Write and export the following functions in the Assignment07 module. You may copy as much code as you like from previous assignments, but keep in mind that some of the functions have slightly different parameters.

Bonus Challenge

You may write all of the code using Strings for DNA sequences as we've been doing. However, if you'd like an additional challenge, you may try to write the functions using the DNA types from BioSequences.
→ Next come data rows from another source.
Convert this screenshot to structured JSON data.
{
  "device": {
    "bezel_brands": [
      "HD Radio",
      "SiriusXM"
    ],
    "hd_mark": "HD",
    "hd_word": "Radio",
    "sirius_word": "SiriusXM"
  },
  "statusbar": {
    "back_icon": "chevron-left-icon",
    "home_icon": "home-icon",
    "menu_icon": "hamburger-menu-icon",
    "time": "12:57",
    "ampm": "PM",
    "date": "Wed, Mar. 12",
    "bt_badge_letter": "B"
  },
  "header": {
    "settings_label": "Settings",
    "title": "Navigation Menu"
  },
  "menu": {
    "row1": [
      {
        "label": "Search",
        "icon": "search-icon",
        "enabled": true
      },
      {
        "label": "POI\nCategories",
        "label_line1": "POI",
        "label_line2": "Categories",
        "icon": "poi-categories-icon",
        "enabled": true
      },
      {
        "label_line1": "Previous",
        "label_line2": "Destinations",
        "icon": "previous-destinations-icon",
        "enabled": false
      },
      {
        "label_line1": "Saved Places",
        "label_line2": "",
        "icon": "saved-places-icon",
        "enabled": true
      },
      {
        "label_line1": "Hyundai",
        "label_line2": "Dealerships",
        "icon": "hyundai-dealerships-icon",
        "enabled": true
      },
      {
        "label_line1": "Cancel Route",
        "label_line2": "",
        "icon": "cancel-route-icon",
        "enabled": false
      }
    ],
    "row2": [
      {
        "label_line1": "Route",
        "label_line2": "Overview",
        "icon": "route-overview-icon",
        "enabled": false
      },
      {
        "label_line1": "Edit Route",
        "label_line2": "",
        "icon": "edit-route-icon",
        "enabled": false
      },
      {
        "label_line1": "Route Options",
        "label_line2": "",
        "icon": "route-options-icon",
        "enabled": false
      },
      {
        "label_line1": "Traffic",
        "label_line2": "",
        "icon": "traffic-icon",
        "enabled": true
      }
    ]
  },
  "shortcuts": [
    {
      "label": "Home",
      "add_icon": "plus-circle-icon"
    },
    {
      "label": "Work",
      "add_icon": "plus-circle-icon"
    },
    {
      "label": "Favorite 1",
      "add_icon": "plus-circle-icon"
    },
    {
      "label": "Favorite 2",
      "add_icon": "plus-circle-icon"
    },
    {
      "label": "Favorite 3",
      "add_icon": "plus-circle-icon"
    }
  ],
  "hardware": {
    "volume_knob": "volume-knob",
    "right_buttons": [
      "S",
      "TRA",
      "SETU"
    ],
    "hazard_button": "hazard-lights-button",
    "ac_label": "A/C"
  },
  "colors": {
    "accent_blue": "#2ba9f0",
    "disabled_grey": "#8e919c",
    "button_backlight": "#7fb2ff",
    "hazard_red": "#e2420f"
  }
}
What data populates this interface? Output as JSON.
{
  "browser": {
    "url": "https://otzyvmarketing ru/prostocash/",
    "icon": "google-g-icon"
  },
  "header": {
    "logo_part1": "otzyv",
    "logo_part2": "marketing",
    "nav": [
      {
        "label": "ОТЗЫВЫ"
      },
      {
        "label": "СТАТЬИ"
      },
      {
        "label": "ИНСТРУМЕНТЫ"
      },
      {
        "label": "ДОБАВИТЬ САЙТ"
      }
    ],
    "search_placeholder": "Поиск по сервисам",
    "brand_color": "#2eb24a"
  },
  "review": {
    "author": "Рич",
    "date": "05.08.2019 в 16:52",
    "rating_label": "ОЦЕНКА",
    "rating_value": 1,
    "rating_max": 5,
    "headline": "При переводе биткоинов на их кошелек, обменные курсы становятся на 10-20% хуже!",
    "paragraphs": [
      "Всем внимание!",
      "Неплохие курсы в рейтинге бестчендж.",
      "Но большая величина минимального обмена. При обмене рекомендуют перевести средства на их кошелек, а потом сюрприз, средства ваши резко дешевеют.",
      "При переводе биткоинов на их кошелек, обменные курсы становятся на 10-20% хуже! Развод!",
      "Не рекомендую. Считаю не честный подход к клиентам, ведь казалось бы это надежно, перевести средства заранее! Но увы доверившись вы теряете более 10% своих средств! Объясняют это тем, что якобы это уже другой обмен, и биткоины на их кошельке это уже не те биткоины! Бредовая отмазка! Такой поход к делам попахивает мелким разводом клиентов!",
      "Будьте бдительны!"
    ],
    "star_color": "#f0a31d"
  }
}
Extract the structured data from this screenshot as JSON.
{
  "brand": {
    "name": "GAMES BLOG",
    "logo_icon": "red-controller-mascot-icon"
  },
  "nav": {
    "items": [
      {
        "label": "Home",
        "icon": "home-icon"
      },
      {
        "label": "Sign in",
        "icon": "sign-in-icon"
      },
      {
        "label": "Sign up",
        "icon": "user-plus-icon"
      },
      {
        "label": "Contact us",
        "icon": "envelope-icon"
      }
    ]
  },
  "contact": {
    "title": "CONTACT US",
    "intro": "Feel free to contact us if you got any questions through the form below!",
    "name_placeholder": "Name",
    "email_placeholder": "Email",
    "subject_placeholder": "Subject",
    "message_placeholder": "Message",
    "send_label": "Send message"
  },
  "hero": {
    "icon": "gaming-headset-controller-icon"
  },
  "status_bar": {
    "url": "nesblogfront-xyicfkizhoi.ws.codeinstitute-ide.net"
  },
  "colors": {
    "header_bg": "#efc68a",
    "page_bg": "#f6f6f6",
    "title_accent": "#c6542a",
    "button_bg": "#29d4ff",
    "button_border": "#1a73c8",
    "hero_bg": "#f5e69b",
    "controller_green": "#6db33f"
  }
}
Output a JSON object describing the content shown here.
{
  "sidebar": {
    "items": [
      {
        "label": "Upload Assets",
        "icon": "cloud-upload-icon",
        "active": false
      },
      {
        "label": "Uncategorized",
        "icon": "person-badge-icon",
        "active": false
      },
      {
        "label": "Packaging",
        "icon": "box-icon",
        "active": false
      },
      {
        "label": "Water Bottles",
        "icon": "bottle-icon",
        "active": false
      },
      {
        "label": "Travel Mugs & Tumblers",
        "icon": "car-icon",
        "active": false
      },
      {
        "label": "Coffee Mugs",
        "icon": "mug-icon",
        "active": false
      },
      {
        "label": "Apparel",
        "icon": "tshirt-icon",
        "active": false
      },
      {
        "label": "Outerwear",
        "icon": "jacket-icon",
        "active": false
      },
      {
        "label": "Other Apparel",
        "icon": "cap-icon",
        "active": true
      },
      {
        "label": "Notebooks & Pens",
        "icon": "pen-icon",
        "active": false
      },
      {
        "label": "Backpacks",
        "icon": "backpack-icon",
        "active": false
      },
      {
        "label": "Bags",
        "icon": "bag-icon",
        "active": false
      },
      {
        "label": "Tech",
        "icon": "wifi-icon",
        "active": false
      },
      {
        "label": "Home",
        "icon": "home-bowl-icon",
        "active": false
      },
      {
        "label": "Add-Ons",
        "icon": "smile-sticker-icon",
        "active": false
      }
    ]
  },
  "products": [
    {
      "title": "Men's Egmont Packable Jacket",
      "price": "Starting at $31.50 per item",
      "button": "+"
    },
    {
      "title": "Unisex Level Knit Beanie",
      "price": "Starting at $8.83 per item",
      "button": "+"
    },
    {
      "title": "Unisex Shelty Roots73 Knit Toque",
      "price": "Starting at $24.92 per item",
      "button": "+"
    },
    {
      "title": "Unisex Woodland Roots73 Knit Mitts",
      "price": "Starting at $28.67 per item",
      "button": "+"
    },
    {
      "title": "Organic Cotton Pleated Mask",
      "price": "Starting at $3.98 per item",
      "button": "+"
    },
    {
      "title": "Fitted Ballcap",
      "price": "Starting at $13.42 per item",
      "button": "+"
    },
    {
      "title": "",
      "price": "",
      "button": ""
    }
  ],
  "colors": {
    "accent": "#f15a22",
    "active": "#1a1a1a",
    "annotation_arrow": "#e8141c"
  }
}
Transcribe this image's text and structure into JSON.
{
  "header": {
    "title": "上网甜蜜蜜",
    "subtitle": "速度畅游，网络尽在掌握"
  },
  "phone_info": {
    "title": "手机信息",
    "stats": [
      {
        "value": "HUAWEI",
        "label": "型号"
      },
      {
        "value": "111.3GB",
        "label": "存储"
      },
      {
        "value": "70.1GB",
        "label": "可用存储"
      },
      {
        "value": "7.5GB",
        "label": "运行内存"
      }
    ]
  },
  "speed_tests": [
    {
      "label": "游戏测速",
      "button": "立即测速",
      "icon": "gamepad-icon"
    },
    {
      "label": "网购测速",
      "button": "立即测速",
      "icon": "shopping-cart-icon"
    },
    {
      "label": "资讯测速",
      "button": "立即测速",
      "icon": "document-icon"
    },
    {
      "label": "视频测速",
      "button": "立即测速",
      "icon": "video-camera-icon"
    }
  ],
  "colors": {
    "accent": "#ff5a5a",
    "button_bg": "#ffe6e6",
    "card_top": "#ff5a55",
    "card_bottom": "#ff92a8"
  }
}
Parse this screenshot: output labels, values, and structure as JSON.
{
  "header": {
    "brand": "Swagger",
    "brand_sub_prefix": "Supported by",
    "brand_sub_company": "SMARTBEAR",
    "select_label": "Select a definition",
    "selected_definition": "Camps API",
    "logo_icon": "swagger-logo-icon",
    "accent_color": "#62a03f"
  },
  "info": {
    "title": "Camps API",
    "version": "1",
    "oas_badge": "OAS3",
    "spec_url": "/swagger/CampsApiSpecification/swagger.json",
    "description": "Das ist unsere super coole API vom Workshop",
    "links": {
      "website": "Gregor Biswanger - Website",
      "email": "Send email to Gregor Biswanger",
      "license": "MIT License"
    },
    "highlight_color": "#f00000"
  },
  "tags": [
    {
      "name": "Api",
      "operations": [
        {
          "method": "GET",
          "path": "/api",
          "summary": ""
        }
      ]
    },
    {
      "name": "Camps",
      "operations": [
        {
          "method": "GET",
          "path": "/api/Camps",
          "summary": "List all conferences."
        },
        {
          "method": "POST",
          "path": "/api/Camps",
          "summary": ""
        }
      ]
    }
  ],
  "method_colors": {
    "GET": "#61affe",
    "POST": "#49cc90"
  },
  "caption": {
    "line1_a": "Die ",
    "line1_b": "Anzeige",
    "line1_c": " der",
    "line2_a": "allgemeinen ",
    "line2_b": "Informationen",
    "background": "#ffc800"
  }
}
If you'd like to try this, edit the file in test/runtests.jl to comment out the "Using Strings" testset and un-comment the "Using BioSequences" testset. Tip - in VS code you can select a whole block of text and press cmd+/ to comment/un-comment (for Windows users, it's ctrl+/).

  1. normalizeDNA(sequence): This function is already written for you.

  2. compsition(sequence): Like basecomposition() from assignment04, but instead of returning a Tuple of values, return a Dict, with keys 'A', 'C', 'G', 'T', and 'N'.


julia> composition("ACCGGGTTTTN")
   Dict{Char,Int64} with 5 entries:
     'A' => 1
     'G' => 3
     'T' => 4
     'N' => 1
     'C' => 2
   julia> composition("AAX")
   ERROR: Invalid base, X
"Bonus Challenge"

If you're using BioSequences, this function already exists:

julia> using BioSequences

julia> BioSequences.composition(dna"ACCGGGTTTTN")
Composition{DNA} with 5 entries:
DNA_C => 2
DNA_N => 1
DNA_A => 1
DNA_G => 3
DNA_T => 4

julia> d[DNA_T]

You can use functions from BioSequences in your own functions by doing using BioSequences, but if you want to export them from your own package or add additional methods, you must do an "import": import BioSequences: composition


This may be true for some other functions too... read the documentation, be sure that your functions meet the specifications. To use import on multiple functions, separate them by commas:

Eg. import PackageA: func1, func2

  1. gc_content(seq): Exactly like gc_content() from Assignment 4, except that it should accommodate ambiguous bases (eg sequences that have 'N' in them).


julia> gc_content("ATNG")
   julia> gc_content("ccccggggn")
Bonus Challenge

The BioSequences tests assume you're passing LongSequences as arguments, eg gc_content(dna"ATNG"), but extra bonus if you can accommodate Strings as well.

  1. complement(sequence): Like complement() from Assignment 5, except that it should accomodate ambiguous bases (the complement of N is N), and should work on Strings rather than Char.

    Note: Depending on when you accepted Assignment 5, you might need to change the spelling from compliment.


julia> complement("ATTN")

julia> complement("ATTAGC")

As we've seen, in julia, you can write functions with the same name for different types. These different versions are called the "methods" of the function.

For example, you could define one version of complement that works on Char, and a different one that works on Strings.

julia> function complement(base::Char)
         comp = Dict('A'=>'T',
         return comp[base]
complement (generic function with 1 method)

julia> function complement(seq::AbstractString)
         # some other code here
         println("string version!")
complement (generic function with 2 methods)

julia> complement('C')
'G': ASCII/Unicode U+0047 (category Lu: Letter, uppercase)

julia> complement("ABC")
string version!
  1. reverse_complement(sequence): Exactly like reverse_complement() from Assignment 5, except that it should accomodate ambiguous bases (the complement of N is N).


julia> reverse_complement("ATTAGC")

julia> reverse_complement("ATN")
  1. parse_fasta(path): Similar to parse_fasta() from Assignment 6, with a few changes:

    • headers don't need to be split into their component parts. That is, the array of headers should just be an array of strings (though the leading > should be removed).

    • All sequences should be valid DNA sequences (including Ns)


julia> ex1 = parse_fasta("data/ex1.fasta");

julia> ex1[1]
2-element Array{String,1}:
   "ex1.1 | easy"
   "ex1.2 | multiline"

julia> ex1[2]
2-element Array{String,1}:

julia> ex2 = parse_fasta("data/ex2.fasta");
ERROR: invalid base H
Bonus Challenge

If you want an extra extra challenge, try using the FASTX.jl package to parse fasta files for you.

If you're writing your own, be sure that the sequences stored in your array have the type LongSequence and not String.